With a structure mirroring the faculty graduate committee, AAGS is registered with ASU’s Student Clubs and Organizations.
You can get involved in AAGS as a leader or simply as a more informed and engaged student:
President: Kelly Blevins
Vice President: Sarah Hall
Co-Secretaries: Jaclyn Thomas and Patrick Fahey
Co-Treasurers: Julia Ivanova and Brittany Romanello
Applied Math for the Life and Social Sciences:
Archaeology: Deanna Dytchkowskyj
Bioarchaeology: Marcos Martinez
Environmental Social Science: Emma Laurens
Evolutionary Anthropology: Scott Collins
Global Health: Alexandria Drake
Sociocultural Anthropology: David Gowey
GISER is an ASU-wide graduate student organization that provides opportunities for graduate students to engage in short-term, student-driven interdisciplinary research related to society and environment through:
GISER has more than 100 members, 5 active working groups and collaborators from non-profit and governmental organizations. Participants span sustainability, geography, life sciences, humanities, political science, anthropology, archaeology, engineering, urban planning and mathematics.
To learn more about GISER, to get involved or to ask questions, visit their website.
The Graduate Lounge, located in the School of Human Evolution and Social Change Building, Room 111, provides a space where you can socialize or study while on campus. The lounge has tables and chairs for studying, couches for relaxing and refrigerators for food. Informal collaborative meetings are held here and although you will have key card access, the school is not responsible for the loss of any valuables left in this space.
Each spring, the school hosts an Admitted Students’ Weekend for applicants admitted to Ph.D. programs. This is a terrific opportunity for current students to support the newcomers, and many students agree to provide transportation and housing for new students this weekend. This is the weekend when potential students often make their final decision about whether or not to attend ASU, so student advocates play a pivotal role at our formal and informal activities:
The authentically warm welcome and useful information we can provide in person this weekend help these potential students understand not only the vast academic resources we offer but also experience the collegial atmosphere, sample student life and connect them immediately to other students and to the place.
Although we do not typically host individual visits, some prospective students do visit Tempe on their own accord and meet with faculty. They may often ask to speak with current students, so you may be asked on an ad hoc basis on occasion to help out in this regard. If prospective students contact you directly, please send them to our student and academic services team for the most current application information and so we can follow-up appropriately with each of them.
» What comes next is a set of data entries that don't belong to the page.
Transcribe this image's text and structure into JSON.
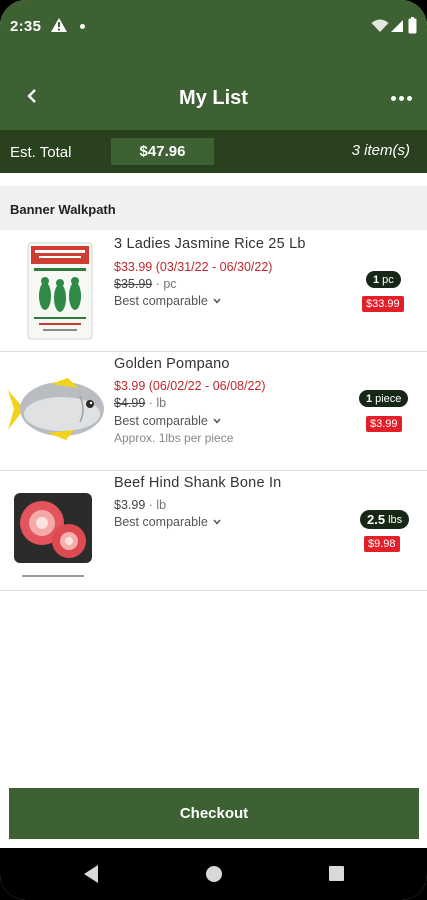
{
  "status_bar": {
    "time": "2:35"
  },
  "app_bar": {
    "title": "My List"
  },
  "summary": {
    "total_label": "Est. Total",
    "total_value": "$47.96",
    "item_count": "3 item(s)"
  },
  "section": {
    "title": "Banner Walkpath"
  },
  "items": [
    {
      "name": "3 Ladies Jasmine Rice 25 Lb",
      "sale_price": "$33.99",
      "sale_dates": "(03/31/22 - 06/30/22)",
      "reg_price": "$35.99",
      "reg_unit": "pc",
      "best_label": "Best comparable",
      "qty_value": "1",
      "qty_unit": "pc",
      "line_total": "$33.99"
    },
    {
      "name": "Golden Pompano",
      "sale_price": "$3.99",
      "sale_dates": "(06/02/22 - 06/08/22)",
      "reg_price": "$4.99",
      "reg_unit": "lb",
      "best_label": "Best comparable",
      "approx": "Approx. 1lbs per piece",
      "qty_value": "1",
      "qty_unit": "piece",
      "line_total": "$3.99"
    },
    {
      "name": "Beef Hind Shank Bone In",
      "price": "$3.99",
      "price_unit": "lb",
      "best_label": "Best comparable",
      "qty_value": "2.5",
      "qty_unit": "lbs",
      "line_total": "$9.98"
    }
  ],
  "checkout": {
    "label": "Checkout"
  },
  "colors": {
    "primary_green": "#3d6132",
    "dark_green": "#29411f",
    "sale_red": "#c0272d",
    "badge_red": "#e3202a",
    "badge_dark": "#162715"
  }
}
The past few years, the school has hosted Graduate Town Halls each semester, serving as an open forum for graduate students to ask questions or raise concerns directly to the school’s directorate. The Town Hall also serves as a forum for the directorate to update graduate students on important trends, policies and issues affecting your academic career, research and teaching. Your AAGS approach representative is another individual who can address your concerns and help bring them directly to the appropriate individuals.